:: Provided entries ::
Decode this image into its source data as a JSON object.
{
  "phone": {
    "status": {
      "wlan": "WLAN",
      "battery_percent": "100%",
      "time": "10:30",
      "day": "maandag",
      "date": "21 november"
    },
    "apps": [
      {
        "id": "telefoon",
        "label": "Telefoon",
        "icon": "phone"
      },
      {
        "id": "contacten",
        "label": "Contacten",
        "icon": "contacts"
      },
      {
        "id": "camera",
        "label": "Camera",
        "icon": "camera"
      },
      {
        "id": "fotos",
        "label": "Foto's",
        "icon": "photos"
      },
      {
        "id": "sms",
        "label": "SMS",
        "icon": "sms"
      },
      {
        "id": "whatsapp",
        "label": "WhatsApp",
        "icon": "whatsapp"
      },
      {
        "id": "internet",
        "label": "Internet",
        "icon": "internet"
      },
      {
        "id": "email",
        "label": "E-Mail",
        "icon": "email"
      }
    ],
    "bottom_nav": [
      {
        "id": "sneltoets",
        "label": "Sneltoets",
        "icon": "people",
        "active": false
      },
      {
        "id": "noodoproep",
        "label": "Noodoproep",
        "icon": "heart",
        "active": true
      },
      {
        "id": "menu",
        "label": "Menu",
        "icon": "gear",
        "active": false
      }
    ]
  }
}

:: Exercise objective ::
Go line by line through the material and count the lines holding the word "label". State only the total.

:: Answer for this exercise ::
11